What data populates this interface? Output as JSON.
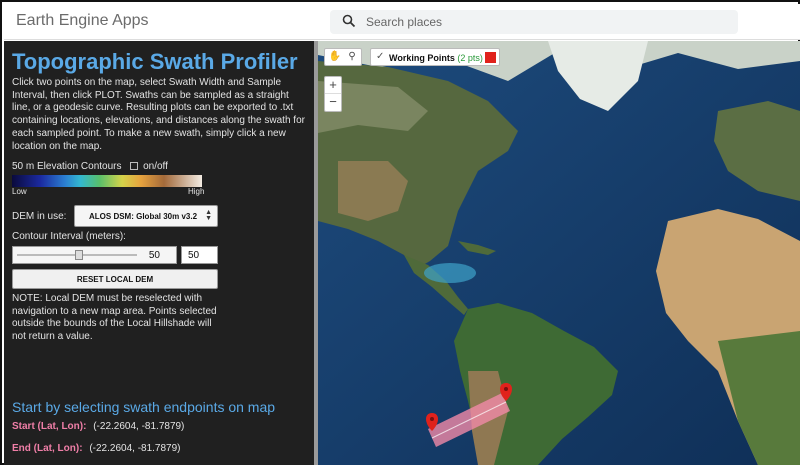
{
  "app": {
    "title": "Earth Engine Apps"
  },
  "search": {
    "placeholder": "Search places"
  },
  "panel": {
    "title": "Topographic Swath Profiler",
    "description": "Click two points on the map, select Swath Width and Sample Interval, then click PLOT. Swaths can be sampled as a straight line, or a geodesic curve. Resulting plots can be exported to .txt containing locations, elevations, and distances along the swath for each sampled point. To make a new swath, simply click a new location on the map.",
    "contours_label": "50 m Elevation Contours",
    "contours_toggle": "on/off",
    "legend_low": "Low",
    "legend_high": "High",
    "dem_label": "DEM in use:",
    "dem_value": "ALOS DSM: Global 30m v3.2",
    "contour_interval_label": "Contour Interval (meters):",
    "slider_value": "50",
    "contour_interval_value": "50",
    "reset_label": "RESET LOCAL DEM",
    "note": "NOTE: Local DEM must be reselected with navigation to a new map area. Points selected outside the bounds of the Local Hillshade will not return a value.",
    "start_heading": "Start by selecting swath endpoints on map",
    "start_label": "Start (Lat, Lon):",
    "start_value": "(-22.2604, -81.7879)",
    "end_label": "End (Lat, Lon):",
    "end_value": "(-22.2604, -81.7879)"
  },
  "map": {
    "layer_name": "Working Points",
    "layer_count": "(2 pts)",
    "layer_color": "#e0221c",
    "zoom_in": "+",
    "zoom_out": "−",
    "tools": [
      "hand-icon",
      "pin-icon"
    ]
  },
  "colors": {
    "accent": "#5aa9e6",
    "panel_bg": "#202020",
    "endpoint_label": "#f07fa8",
    "swath": "#f08aa8"
  }
}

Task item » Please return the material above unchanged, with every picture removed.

Answer section »
What data populates this interface? Output as JSON.
{
  "app": {
    "title": "Earth Engine Apps"
  },
  "search": {
    "placeholder": "Search places"
  },
  "panel": {
    "title": "Topographic Swath Profiler",
    "description": "Click two points on the map, select Swath Width and Sample Interval, then click PLOT. Swaths can be sampled as a straight line, or a geodesic curve. Resulting plots can be exported to .txt containing locations, elevations, and distances along the swath for each sampled point. To make a new swath, simply click a new location on the map.",
    "contours_label": "50 m Elevation Contours",
    "contours_toggle": "on/off",
    "legend_low": "Low",
    "legend_high": "High",
    "dem_label": "DEM in use:",
    "dem_value": "ALOS DSM: Global 30m v3.2",
    "contour_interval_label": "Contour Interval (meters):",
    "slider_value": "50",
    "contour_interval_value": "50",
    "reset_label": "RESET LOCAL DEM",
    "note": "NOTE: Local DEM must be reselected with navigation to a new map area. Points selected outside the bounds of the Local Hillshade will not return a value.",
    "start_heading": "Start by selecting swath endpoints on map",
    "start_label": "Start (Lat, Lon):",
    "start_value": "(-22.2604, -81.7879)",
    "end_label": "End (Lat, Lon):",
    "end_value": "(-22.2604, -81.7879)"
  },
  "map": {
    "layer_name": "Working Points",
    "layer_count": "(2 pts)",
    "layer_color": "#e0221c",
    "zoom_in": "+",
    "zoom_out": "−",
    "tools": [
      "hand-icon",
      "pin-icon"
    ]
  },
  "colors": {
    "accent": "#5aa9e6",
    "panel_bg": "#202020",
    "endpoint_label": "#f07fa8",
    "swath": "#f08aa8"
  }
}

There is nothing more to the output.